___ Dataset records

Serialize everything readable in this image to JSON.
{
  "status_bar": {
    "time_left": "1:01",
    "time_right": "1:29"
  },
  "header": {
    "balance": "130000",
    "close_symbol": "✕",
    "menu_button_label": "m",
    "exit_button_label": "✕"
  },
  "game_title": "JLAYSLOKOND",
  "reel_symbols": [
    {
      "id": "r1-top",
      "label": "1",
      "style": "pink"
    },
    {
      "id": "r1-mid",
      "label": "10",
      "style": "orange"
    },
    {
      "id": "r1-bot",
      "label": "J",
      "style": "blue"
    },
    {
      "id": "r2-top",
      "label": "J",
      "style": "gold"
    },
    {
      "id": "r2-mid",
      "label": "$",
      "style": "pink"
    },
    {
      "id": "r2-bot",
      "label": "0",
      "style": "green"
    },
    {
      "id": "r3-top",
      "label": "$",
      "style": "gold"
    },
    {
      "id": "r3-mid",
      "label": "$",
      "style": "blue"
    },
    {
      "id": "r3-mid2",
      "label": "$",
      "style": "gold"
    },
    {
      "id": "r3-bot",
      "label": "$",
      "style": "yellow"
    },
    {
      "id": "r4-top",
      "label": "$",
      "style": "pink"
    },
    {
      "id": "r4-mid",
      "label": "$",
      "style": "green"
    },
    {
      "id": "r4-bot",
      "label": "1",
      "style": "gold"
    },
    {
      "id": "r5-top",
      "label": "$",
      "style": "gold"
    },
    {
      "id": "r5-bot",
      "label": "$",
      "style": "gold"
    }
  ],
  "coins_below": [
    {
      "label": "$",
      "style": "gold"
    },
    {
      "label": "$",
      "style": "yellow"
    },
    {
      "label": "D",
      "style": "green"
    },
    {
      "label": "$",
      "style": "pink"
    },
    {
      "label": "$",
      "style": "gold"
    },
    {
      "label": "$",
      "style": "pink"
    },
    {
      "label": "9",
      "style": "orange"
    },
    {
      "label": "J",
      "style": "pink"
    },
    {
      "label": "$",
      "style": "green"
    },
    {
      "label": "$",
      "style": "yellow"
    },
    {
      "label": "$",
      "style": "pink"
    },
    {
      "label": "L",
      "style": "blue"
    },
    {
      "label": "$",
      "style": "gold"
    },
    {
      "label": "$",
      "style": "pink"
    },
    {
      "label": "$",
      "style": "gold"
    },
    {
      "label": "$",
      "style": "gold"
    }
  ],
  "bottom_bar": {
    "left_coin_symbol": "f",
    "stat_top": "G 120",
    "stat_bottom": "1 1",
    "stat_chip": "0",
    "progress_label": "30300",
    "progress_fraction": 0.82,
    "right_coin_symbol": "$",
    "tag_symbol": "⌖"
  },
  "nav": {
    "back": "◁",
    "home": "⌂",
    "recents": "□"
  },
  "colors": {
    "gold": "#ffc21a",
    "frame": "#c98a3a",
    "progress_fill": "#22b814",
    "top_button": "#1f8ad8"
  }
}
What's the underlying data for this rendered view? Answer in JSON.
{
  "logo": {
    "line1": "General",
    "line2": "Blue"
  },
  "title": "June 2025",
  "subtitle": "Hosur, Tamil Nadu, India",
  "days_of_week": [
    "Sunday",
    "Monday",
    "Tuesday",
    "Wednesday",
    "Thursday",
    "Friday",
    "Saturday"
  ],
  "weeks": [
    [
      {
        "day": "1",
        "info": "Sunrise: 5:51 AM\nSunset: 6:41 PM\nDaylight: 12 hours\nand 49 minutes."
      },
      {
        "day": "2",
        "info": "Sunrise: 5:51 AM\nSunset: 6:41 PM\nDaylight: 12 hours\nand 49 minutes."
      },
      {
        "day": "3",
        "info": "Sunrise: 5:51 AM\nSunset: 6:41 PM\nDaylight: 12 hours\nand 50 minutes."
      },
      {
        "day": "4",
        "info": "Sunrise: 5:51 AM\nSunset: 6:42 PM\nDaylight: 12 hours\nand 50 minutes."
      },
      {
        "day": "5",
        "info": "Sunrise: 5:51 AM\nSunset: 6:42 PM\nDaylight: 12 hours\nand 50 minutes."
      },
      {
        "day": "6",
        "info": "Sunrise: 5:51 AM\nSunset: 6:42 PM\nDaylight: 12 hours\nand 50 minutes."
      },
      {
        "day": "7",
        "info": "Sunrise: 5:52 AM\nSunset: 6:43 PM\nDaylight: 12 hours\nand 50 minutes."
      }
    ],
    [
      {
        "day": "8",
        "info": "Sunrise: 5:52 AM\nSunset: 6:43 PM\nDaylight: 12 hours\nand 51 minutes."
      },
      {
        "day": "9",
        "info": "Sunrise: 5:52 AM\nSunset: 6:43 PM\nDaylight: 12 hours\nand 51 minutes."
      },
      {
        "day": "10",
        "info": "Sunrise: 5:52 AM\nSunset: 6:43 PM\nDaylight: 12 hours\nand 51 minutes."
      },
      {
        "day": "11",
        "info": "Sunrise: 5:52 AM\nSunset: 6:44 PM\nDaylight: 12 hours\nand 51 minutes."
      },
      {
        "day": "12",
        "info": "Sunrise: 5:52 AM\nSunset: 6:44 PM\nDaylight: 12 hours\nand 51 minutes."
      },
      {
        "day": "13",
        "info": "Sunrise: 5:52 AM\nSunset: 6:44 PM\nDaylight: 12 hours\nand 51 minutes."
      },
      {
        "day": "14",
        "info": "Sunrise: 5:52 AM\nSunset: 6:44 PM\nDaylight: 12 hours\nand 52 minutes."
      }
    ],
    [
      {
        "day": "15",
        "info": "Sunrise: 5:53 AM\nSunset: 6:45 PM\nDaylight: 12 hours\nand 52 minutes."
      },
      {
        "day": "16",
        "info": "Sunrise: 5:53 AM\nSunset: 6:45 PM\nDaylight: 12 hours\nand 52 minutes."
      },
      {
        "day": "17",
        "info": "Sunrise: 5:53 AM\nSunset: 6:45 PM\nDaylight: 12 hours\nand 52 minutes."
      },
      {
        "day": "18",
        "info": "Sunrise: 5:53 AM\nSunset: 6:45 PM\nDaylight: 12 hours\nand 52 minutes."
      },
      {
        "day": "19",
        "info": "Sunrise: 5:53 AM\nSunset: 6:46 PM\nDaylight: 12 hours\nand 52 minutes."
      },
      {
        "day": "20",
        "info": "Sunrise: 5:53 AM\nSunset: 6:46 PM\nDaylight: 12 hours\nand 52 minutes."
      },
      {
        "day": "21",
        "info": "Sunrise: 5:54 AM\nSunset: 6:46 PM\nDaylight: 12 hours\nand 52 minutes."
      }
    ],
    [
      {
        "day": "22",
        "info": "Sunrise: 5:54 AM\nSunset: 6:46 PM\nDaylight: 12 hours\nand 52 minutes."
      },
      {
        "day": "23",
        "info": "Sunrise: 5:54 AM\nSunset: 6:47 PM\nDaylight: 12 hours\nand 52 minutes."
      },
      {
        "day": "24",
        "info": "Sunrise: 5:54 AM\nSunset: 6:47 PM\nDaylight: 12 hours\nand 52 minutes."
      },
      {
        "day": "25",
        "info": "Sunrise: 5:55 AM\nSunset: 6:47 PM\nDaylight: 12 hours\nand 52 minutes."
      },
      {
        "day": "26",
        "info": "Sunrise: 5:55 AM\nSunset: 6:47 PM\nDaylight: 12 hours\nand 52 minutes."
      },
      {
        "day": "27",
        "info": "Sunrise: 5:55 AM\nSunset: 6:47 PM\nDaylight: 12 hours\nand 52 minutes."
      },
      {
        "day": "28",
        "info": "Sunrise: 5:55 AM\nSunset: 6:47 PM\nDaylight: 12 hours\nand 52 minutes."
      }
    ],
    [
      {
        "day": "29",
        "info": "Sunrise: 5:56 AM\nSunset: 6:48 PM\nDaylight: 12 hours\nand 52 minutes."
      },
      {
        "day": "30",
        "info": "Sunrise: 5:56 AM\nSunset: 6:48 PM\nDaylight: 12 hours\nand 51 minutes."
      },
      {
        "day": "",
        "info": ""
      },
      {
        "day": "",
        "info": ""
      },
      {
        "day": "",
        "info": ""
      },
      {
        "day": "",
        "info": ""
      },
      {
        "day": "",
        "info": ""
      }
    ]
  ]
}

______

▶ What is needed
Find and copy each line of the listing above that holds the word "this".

▶ Answer to the problem
Serialize everything readable in this image to JSON.
What's the underlying data for this rendered view? Answer in JSON.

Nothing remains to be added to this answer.